> _Assignment_: In the entries that follow, find each line with the word "icon" and copy it.

————————

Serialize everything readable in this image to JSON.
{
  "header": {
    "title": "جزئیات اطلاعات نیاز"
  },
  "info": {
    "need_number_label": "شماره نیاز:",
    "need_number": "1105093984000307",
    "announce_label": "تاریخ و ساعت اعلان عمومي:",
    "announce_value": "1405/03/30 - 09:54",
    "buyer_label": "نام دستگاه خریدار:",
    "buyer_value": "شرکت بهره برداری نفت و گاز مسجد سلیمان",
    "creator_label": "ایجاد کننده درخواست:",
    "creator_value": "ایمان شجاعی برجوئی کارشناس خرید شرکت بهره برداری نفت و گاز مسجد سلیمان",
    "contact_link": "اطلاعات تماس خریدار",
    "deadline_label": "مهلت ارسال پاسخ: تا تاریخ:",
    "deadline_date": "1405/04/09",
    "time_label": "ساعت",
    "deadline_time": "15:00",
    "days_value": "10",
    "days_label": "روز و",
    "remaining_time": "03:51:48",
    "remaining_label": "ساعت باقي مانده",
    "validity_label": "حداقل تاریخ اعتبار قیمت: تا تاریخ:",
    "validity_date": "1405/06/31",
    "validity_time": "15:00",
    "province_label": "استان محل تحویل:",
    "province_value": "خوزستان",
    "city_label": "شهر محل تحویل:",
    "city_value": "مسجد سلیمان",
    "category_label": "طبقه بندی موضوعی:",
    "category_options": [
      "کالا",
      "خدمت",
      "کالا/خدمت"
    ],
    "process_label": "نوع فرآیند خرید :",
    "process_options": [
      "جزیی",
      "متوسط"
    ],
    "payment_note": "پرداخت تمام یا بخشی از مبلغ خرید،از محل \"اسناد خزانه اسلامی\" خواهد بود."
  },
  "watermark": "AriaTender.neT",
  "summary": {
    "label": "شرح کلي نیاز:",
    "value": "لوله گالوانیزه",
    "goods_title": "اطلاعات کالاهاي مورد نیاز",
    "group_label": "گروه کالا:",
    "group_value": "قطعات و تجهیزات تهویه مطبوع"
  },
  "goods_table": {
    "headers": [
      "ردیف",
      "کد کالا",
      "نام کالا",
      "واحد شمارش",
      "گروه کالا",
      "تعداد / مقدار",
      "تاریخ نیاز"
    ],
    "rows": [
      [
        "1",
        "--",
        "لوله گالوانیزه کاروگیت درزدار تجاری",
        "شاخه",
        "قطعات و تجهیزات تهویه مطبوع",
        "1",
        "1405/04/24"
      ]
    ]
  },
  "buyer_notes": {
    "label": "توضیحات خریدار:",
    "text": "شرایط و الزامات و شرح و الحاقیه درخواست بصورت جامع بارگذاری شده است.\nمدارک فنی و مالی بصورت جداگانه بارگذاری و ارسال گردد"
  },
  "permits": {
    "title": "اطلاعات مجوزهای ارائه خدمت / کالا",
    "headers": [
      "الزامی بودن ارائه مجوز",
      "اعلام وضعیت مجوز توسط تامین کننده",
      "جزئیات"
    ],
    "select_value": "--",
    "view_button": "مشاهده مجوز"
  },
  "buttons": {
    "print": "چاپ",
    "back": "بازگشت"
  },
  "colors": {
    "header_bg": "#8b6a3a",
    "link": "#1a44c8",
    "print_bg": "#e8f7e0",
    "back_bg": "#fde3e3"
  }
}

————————

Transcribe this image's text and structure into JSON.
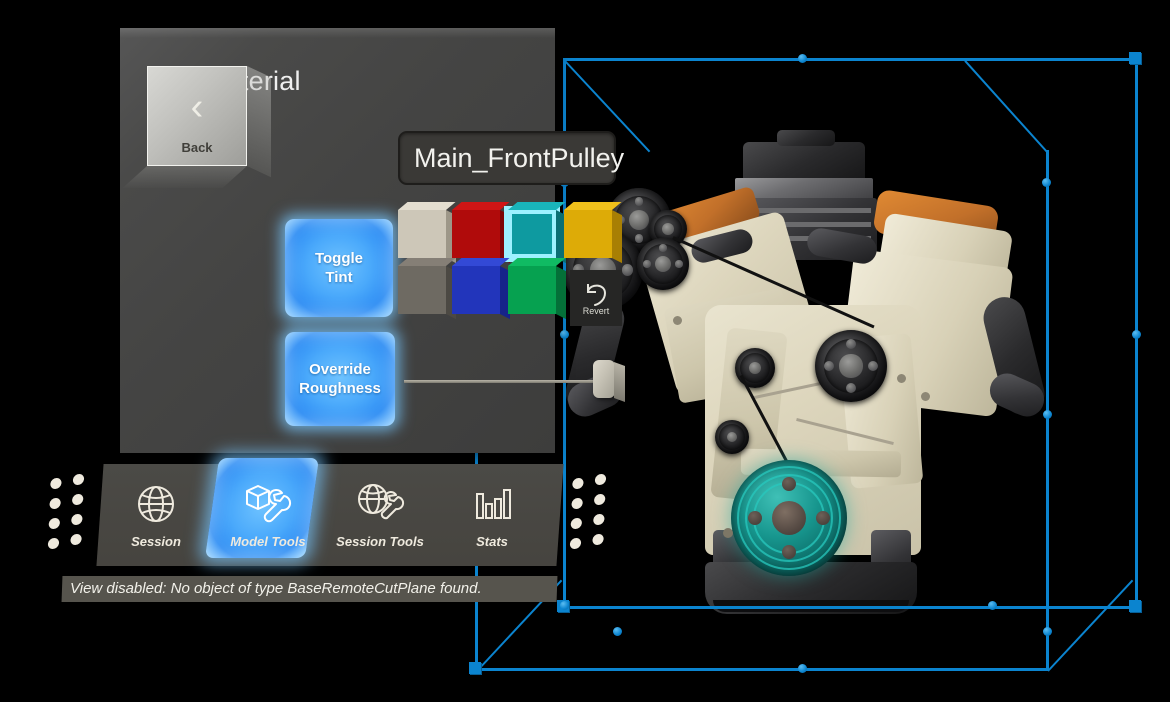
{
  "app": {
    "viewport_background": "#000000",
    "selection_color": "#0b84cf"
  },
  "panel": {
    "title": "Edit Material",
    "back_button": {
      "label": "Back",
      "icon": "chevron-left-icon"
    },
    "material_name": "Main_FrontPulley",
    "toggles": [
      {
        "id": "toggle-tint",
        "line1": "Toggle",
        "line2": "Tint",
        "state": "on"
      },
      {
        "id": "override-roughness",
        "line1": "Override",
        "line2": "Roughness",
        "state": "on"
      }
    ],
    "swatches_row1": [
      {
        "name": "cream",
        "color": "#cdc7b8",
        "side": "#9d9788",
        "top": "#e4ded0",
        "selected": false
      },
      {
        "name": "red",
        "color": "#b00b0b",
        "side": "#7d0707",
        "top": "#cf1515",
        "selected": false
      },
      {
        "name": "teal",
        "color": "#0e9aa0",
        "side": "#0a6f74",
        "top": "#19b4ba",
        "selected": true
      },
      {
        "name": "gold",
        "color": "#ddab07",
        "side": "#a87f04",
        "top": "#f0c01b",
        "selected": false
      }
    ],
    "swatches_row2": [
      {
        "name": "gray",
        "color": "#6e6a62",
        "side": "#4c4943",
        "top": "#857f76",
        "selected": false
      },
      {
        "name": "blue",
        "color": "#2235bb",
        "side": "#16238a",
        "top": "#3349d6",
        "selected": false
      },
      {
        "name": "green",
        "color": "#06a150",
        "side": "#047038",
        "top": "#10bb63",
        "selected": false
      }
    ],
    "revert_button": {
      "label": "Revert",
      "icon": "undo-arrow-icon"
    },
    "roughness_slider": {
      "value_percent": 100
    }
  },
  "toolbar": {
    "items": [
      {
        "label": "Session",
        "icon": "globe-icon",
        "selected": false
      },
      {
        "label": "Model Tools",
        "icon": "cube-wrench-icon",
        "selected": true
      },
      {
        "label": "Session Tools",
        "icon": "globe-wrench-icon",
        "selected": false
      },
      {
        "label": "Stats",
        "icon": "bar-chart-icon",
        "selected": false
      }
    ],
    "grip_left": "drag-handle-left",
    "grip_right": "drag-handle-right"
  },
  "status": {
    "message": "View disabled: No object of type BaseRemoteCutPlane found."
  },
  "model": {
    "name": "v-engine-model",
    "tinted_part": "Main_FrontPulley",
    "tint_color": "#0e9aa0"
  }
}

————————

> _Result below_:
      "icon": "chevron-left-icon"
      "icon": "undo-arrow-icon"
        "icon": "globe-icon",
        "icon": "cube-wrench-icon",
        "icon": "globe-wrench-icon",
        "icon": "bar-chart-icon",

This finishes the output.